* **Exercise**
Copy every record below exactly, leaving out any pictures.
═══ Study material
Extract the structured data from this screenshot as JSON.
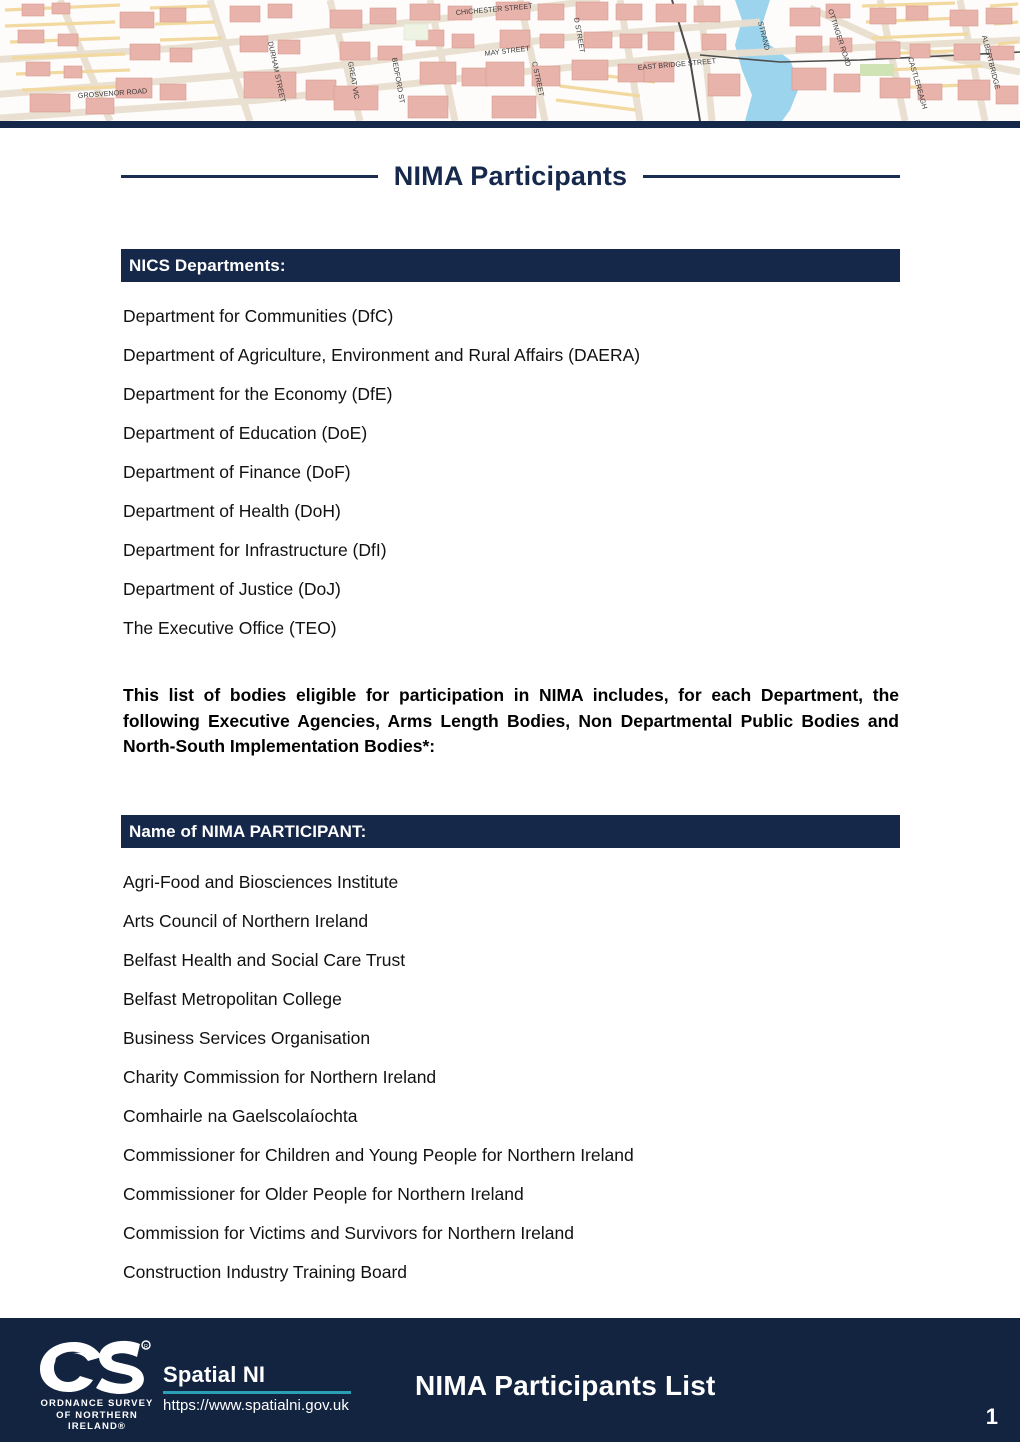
{
  "header": {
    "banner_image_name": "belfast-street-map-banner",
    "street_labels": [
      "CHICHESTER STREET",
      "MAY STREET",
      "EAST BRIDGE STREET",
      "GROSVENOR ROAD",
      "DURHAM STREET",
      "BEDFORD STREET",
      "GREAT VICTORIA STREET",
      "D STREET",
      "C STREET",
      "OTTINGER ROAD",
      "ALBERTBRIDGE",
      "CASTLEREAGH",
      "STRAND"
    ]
  },
  "title": "NIMA Participants",
  "departments_section": {
    "heading": "NICS Departments:",
    "items": [
      "Department for Communities (DfC)",
      "Department of Agriculture, Environment and Rural Affairs (DAERA)",
      "Department for the Economy (DfE)",
      "Department of Education (DoE)",
      "Department of Finance (DoF)",
      "Department of Health (DoH)",
      "Department for Infrastructure (DfI)",
      "Department of Justice (DoJ)",
      "The Executive Office (TEO)"
    ]
  },
  "intro_paragraph": "This list of bodies eligible for participation in NIMA includes, for each Department, the following Executive Agencies, Arms Length Bodies, Non Departmental Public Bodies and North-South Implementation Bodies*:",
  "participants_section": {
    "heading": "Name of NIMA PARTICIPANT:",
    "items": [
      "Agri-Food and Biosciences Institute",
      "Arts Council of Northern Ireland",
      "Belfast Health and Social Care Trust",
      "Belfast Metropolitan College",
      "Business Services Organisation",
      "Charity Commission for Northern Ireland",
      "Comhairle na Gaelscolaíochta",
      "Commissioner for Children and Young People for Northern Ireland",
      "Commissioner for Older People for Northern Ireland",
      "Commission for Victims and Survivors for Northern Ireland",
      "Construction Industry Training Board"
    ]
  },
  "footer": {
    "logo_line_1": "ORDNANCE  SURVEY",
    "logo_line_2": "OF NORTHERN IRELAND®",
    "spatial_name": "Spatial NI",
    "spatial_url": "https://www.spatialni.gov.uk",
    "document_title": "NIMA Participants List",
    "page_number": "1"
  },
  "colors": {
    "navy": "#16284a",
    "footer_navy": "#132440",
    "title_navy": "#16294c",
    "teal_accent": "#2a9fb6",
    "white": "#ffffff",
    "map_building": "#e7b3ab",
    "map_road": "#f2d9a0",
    "map_water": "#9bd4ec"
  }
}
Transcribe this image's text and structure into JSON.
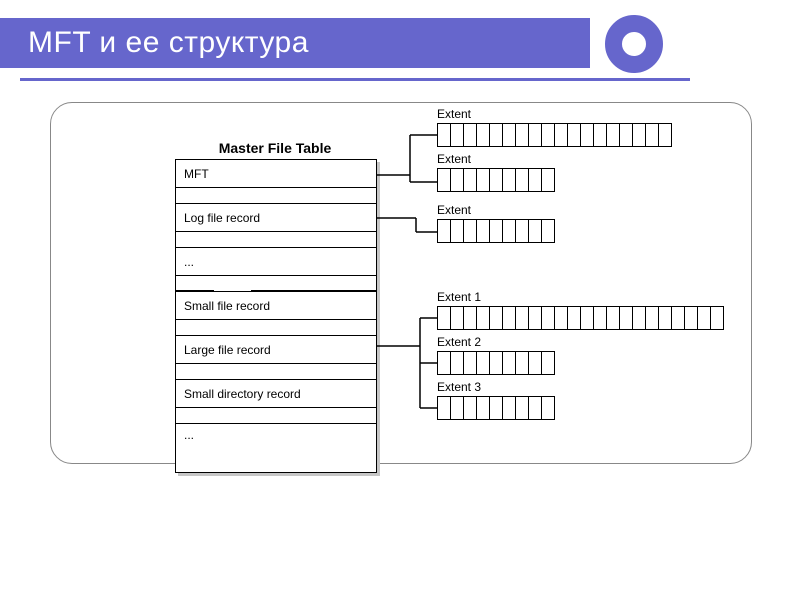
{
  "title": "MFT и ее структура",
  "diagram": {
    "table_title": "Master File Table",
    "rows": {
      "r1": "MFT",
      "r2": "Log file record",
      "r3": "...",
      "r4": "Small file record",
      "r5": "Large file record",
      "r6": "Small directory record",
      "r7": "..."
    },
    "extents": {
      "e1": "Extent",
      "e2": "Extent",
      "e3": "Extent",
      "e4": "Extent 1",
      "e5": "Extent 2",
      "e6": "Extent 3"
    }
  },
  "colors": {
    "accent": "#6666cc"
  }
}
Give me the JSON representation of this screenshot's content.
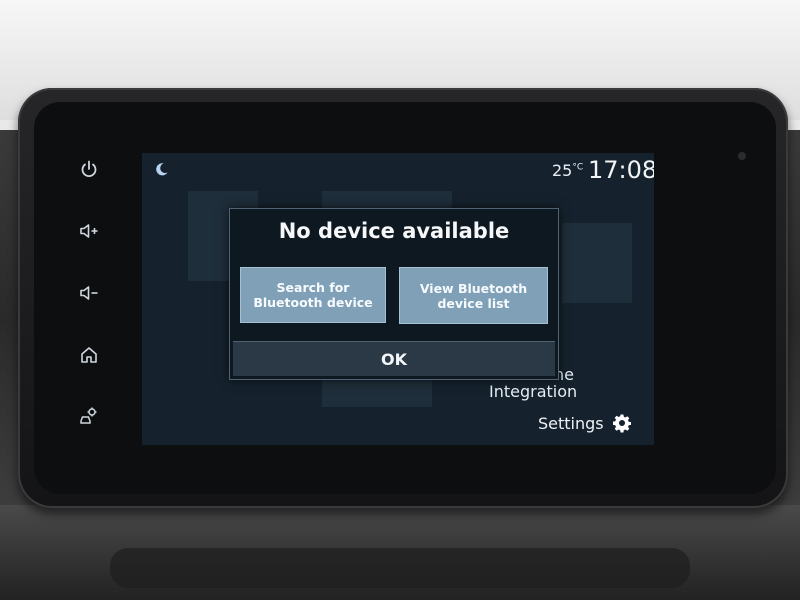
{
  "status_bar": {
    "night_mode_icon": "moon-icon",
    "temperature": "25",
    "temperature_unit": "°C",
    "time": "17:08"
  },
  "side_controls": [
    {
      "name": "power-icon"
    },
    {
      "name": "volume-up-icon"
    },
    {
      "name": "volume-down-icon"
    },
    {
      "name": "home-icon"
    },
    {
      "name": "car-settings-icon"
    }
  ],
  "background": {
    "partial_label": "ne",
    "integration_label": "Integration",
    "settings_label": "Settings",
    "settings_icon": "gear-icon"
  },
  "dialog": {
    "title": "No device available",
    "search_button": "Search for Bluetooth device",
    "view_list_button": "View Bluetooth device list",
    "ok_button": "OK"
  },
  "colors": {
    "screen_bg": "#15222d",
    "dialog_button": "#7fa0b6",
    "accent_icon": "#b8d3ef"
  }
}
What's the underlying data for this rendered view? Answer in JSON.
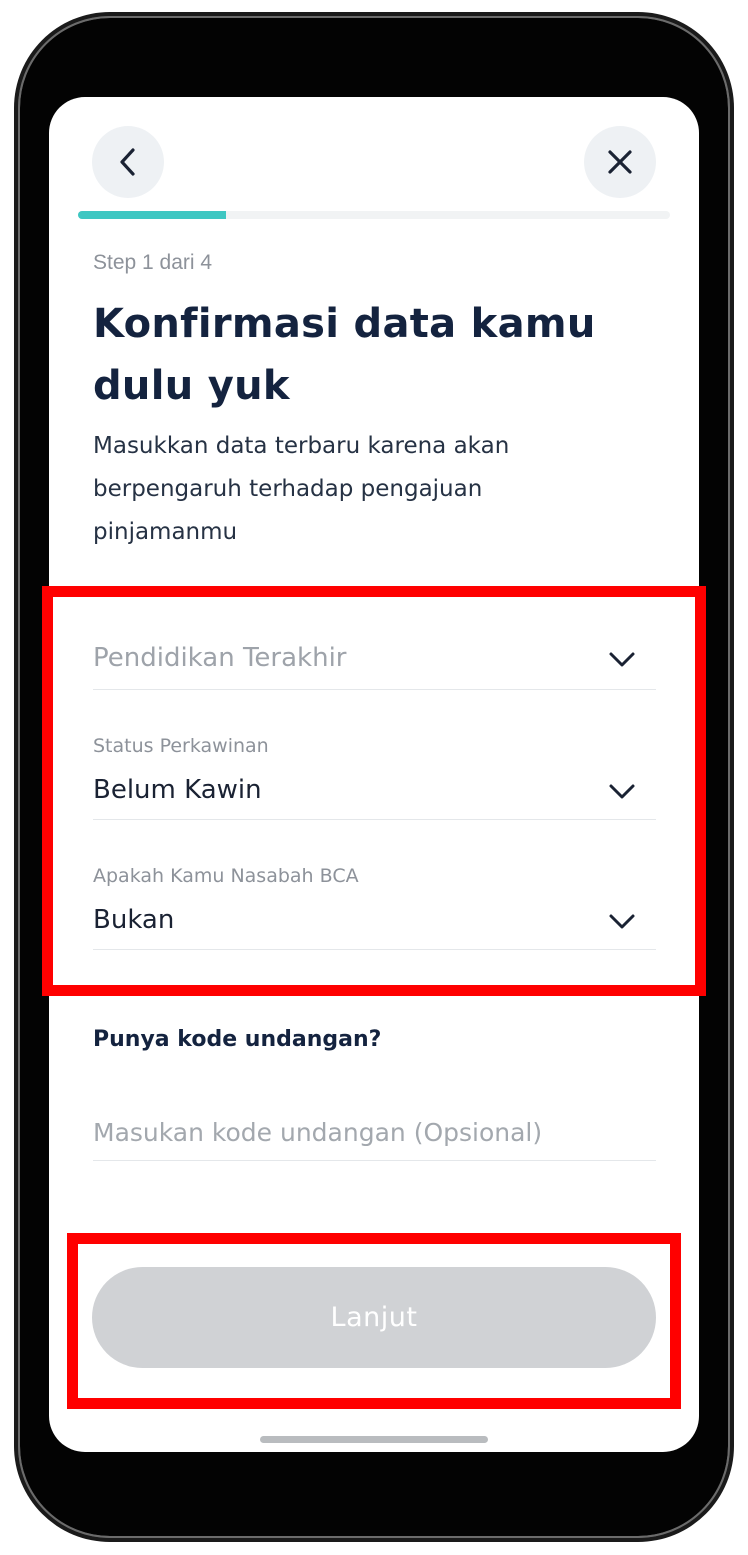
{
  "header": {
    "back_icon": "chevron-left-icon",
    "close_icon": "close-icon"
  },
  "progress": {
    "current_step": 1,
    "total_steps": 4,
    "fraction": 0.25,
    "color": "#3ec7c2"
  },
  "content": {
    "step_label": "Step 1 dari 4",
    "title": "Konfirmasi data kamu dulu yuk",
    "subtitle": "Masukkan data terbaru karena akan berpengaruh terhadap pengajuan pinjamanmu"
  },
  "form": {
    "education": {
      "placeholder": "Pendidikan Terakhir"
    },
    "marital_status": {
      "label": "Status Perkawinan",
      "value": "Belum Kawin"
    },
    "bca_customer": {
      "label": "Apakah Kamu Nasabah BCA",
      "value": "Bukan"
    },
    "invite_section_label": "Punya kode undangan?",
    "invite_placeholder": "Masukan kode undangan (Opsional)"
  },
  "cta": {
    "label": "Lanjut",
    "state": "disabled"
  },
  "colors": {
    "title": "#14233f",
    "annotation": "#ff0000",
    "cta_disabled": "#d0d2d5"
  }
}
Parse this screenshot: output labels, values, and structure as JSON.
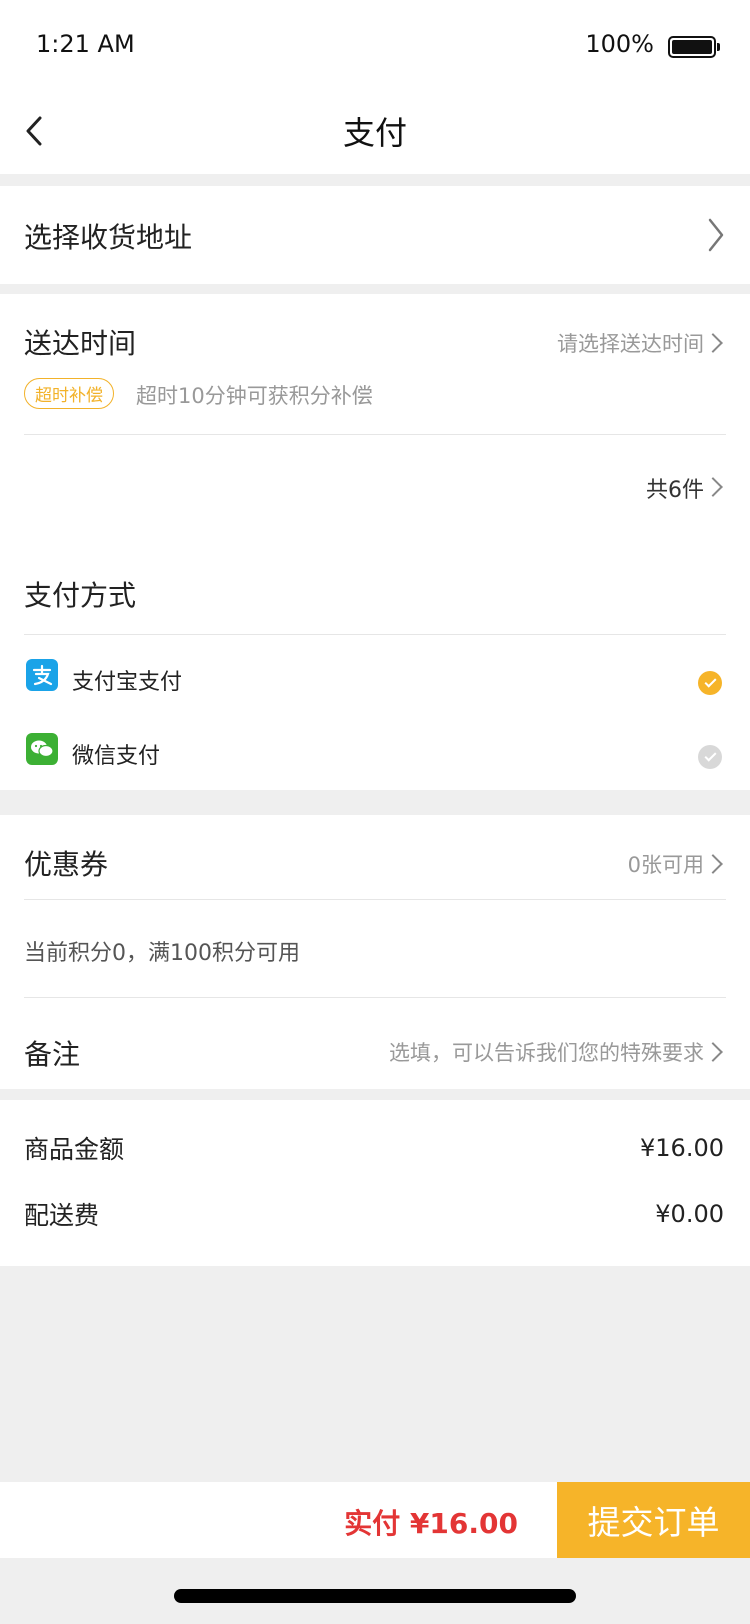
{
  "status_bar": {
    "time": "1:21 AM",
    "battery_pct": "100%"
  },
  "nav": {
    "title": "支付"
  },
  "address": {
    "label": "选择收货地址"
  },
  "delivery": {
    "label": "送达时间",
    "placeholder": "请选择送达时间",
    "tag": "超时补偿",
    "tag_desc": "超时10分钟可获积分补偿",
    "items_count": "共6件"
  },
  "payment": {
    "label": "支付方式",
    "options": [
      {
        "label": "支付宝支付",
        "icon": "alipay-icon",
        "selected": true,
        "color": "#1aa3e8"
      },
      {
        "label": "微信支付",
        "icon": "wechat-icon",
        "selected": false,
        "color": "#3cb034"
      }
    ],
    "selected_color": "#f6b429",
    "unselected_color": "#d8d8d8"
  },
  "coupon": {
    "label": "优惠券",
    "value": "0张可用"
  },
  "points": {
    "text": "当前积分0，满100积分可用"
  },
  "remark": {
    "label": "备注",
    "placeholder": "选填，可以告诉我们您的特殊要求"
  },
  "summary": {
    "goods_label": "商品金额",
    "goods_value": "¥16.00",
    "delivery_label": "配送费",
    "delivery_value": "¥0.00"
  },
  "bottom": {
    "total": "实付 ¥16.00",
    "submit": "提交订单"
  },
  "colors": {
    "accent": "#f6b429",
    "price": "#e33535"
  }
}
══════
* **The answer**
Extract the structured data from this screenshot as JSON.
{
  "header": {
    "banner_image_name": "belfast-street-map-banner",
    "street_labels": [
      "CHICHESTER STREET",
      "MAY STREET",
      "EAST BRIDGE STREET",
      "GROSVENOR ROAD",
      "DURHAM STREET",
      "BEDFORD STREET",
      "GREAT VICTORIA STREET",
      "D STREET",
      "C STREET",
      "OTTINGER ROAD",
      "ALBERTBRIDGE",
      "CASTLEREAGH",
      "STRAND"
    ]
  },
  "title": "NIMA Participants",
  "departments_section": {
    "heading": "NICS Departments:",
    "items": [
      "Department for Communities (DfC)",
      "Department of Agriculture, Environment and Rural Affairs (DAERA)",
      "Department for the Economy (DfE)",
      "Department of Education (DoE)",
      "Department of Finance (DoF)",
      "Department of Health (DoH)",
      "Department for Infrastructure (DfI)",
      "Department of Justice (DoJ)",
      "The Executive Office (TEO)"
    ]
  },
  "intro_paragraph": "This list of bodies eligible for participation in NIMA includes, for each Department, the following Executive Agencies, Arms Length Bodies, Non Departmental Public Bodies and North-South Implementation Bodies*:",
  "participants_section": {
    "heading": "Name of NIMA PARTICIPANT:",
    "items": [
      "Agri-Food and Biosciences Institute",
      "Arts Council of Northern Ireland",
      "Belfast Health and Social Care Trust",
      "Belfast Metropolitan College",
      "Business Services Organisation",
      "Charity Commission for Northern Ireland",
      "Comhairle na Gaelscolaíochta",
      "Commissioner for Children and Young People for Northern Ireland",
      "Commissioner for Older People for Northern Ireland",
      "Commission for Victims and Survivors for Northern Ireland",
      "Construction Industry Training Board"
    ]
  },
  "footer": {
    "logo_line_1": "ORDNANCE  SURVEY",
    "logo_line_2": "OF NORTHERN IRELAND®",
    "spatial_name": "Spatial NI",
    "spatial_url": "https://www.spatialni.gov.uk",
    "document_title": "NIMA Participants List",
    "page_number": "1"
  },
  "colors": {
    "navy": "#16284a",
    "footer_navy": "#132440",
    "title_navy": "#16294c",
    "teal_accent": "#2a9fb6",
    "white": "#ffffff",
    "map_building": "#e7b3ab",
    "map_road": "#f2d9a0",
    "map_water": "#9bd4ec"
  }
}
Transcribe this image's text and structure into JSON.
{
  "title": "MFT и ее структура",
  "diagram": {
    "table_title": "Master File Table",
    "rows": {
      "r1": "MFT",
      "r2": "Log file record",
      "r3": "...",
      "r4": "Small file record",
      "r5": "Large file record",
      "r6": "Small directory record",
      "r7": "..."
    },
    "extents": {
      "e1": "Extent",
      "e2": "Extent",
      "e3": "Extent",
      "e4": "Extent 1",
      "e5": "Extent 2",
      "e6": "Extent 3"
    }
  },
  "colors": {
    "accent": "#6666cc"
  }
}
Give me the JSON representation of this screenshot's content.
{
  "status_bar": {
    "night_mode_icon": "moon-icon",
    "temperature": "25",
    "temperature_unit": "°C",
    "time": "17:08"
  },
  "side_controls": [
    {
      "name": "power-icon"
    },
    {
      "name": "volume-up-icon"
    },
    {
      "name": "volume-down-icon"
    },
    {
      "name": "home-icon"
    },
    {
      "name": "car-settings-icon"
    }
  ],
  "background": {
    "partial_label": "ne",
    "integration_label": "Integration",
    "settings_label": "Settings",
    "settings_icon": "gear-icon"
  },
  "dialog": {
    "title": "No device available",
    "search_button": "Search for Bluetooth device",
    "view_list_button": "View Bluetooth device list",
    "ok_button": "OK"
  },
  "colors": {
    "screen_bg": "#15222d",
    "dialog_button": "#7fa0b6",
    "accent_icon": "#b8d3ef"
  }
}
What's the underlying data for this rendered view? Answer in JSON.
{
  "header": {
    "back_icon": "chevron-left-icon",
    "close_icon": "close-icon"
  },
  "progress": {
    "current_step": 1,
    "total_steps": 4,
    "fraction": 0.25,
    "color": "#3ec7c2"
  },
  "content": {
    "step_label": "Step 1 dari 4",
    "title": "Konfirmasi data kamu dulu yuk",
    "subtitle": "Masukkan data terbaru karena akan berpengaruh terhadap pengajuan pinjamanmu"
  },
  "form": {
    "education": {
      "placeholder": "Pendidikan Terakhir"
    },
    "marital_status": {
      "label": "Status Perkawinan",
      "value": "Belum Kawin"
    },
    "bca_customer": {
      "label": "Apakah Kamu Nasabah BCA",
      "value": "Bukan"
    },
    "invite_section_label": "Punya kode undangan?",
    "invite_placeholder": "Masukan kode undangan (Opsional)"
  },
  "cta": {
    "label": "Lanjut",
    "state": "disabled"
  },
  "colors": {
    "title": "#14233f",
    "annotation": "#ff0000",
    "cta_disabled": "#d0d2d5"
  }
}
Parse this screenshot: output labels, values, and structure as JSON.
{
  "status_bar": {
    "time": "1:21 AM",
    "battery_pct": "100%"
  },
  "nav": {
    "title": "支付"
  },
  "address": {
    "label": "选择收货地址"
  },
  "delivery": {
    "label": "送达时间",
    "placeholder": "请选择送达时间",
    "tag": "超时补偿",
    "tag_desc": "超时10分钟可获积分补偿",
    "items_count": "共6件"
  },
  "payment": {
    "label": "支付方式",
    "options": [
      {
        "label": "支付宝支付",
        "icon": "alipay-icon",
        "selected": true,
        "color": "#1aa3e8"
      },
      {
        "label": "微信支付",
        "icon": "wechat-icon",
        "selected": false,
        "color": "#3cb034"
      }
    ],
    "selected_color": "#f6b429",
    "unselected_color": "#d8d8d8"
  },
  "coupon": {
    "label": "优惠券",
    "value": "0张可用"
  },
  "points": {
    "text": "当前积分0，满100积分可用"
  },
  "remark": {
    "label": "备注",
    "placeholder": "选填，可以告诉我们您的特殊要求"
  },
  "summary": {
    "goods_label": "商品金额",
    "goods_value": "¥16.00",
    "delivery_label": "配送费",
    "delivery_value": "¥0.00"
  },
  "bottom": {
    "total": "实付 ¥16.00",
    "submit": "提交订单"
  },
  "colors": {
    "accent": "#f6b429",
    "price": "#e33535"
  }
}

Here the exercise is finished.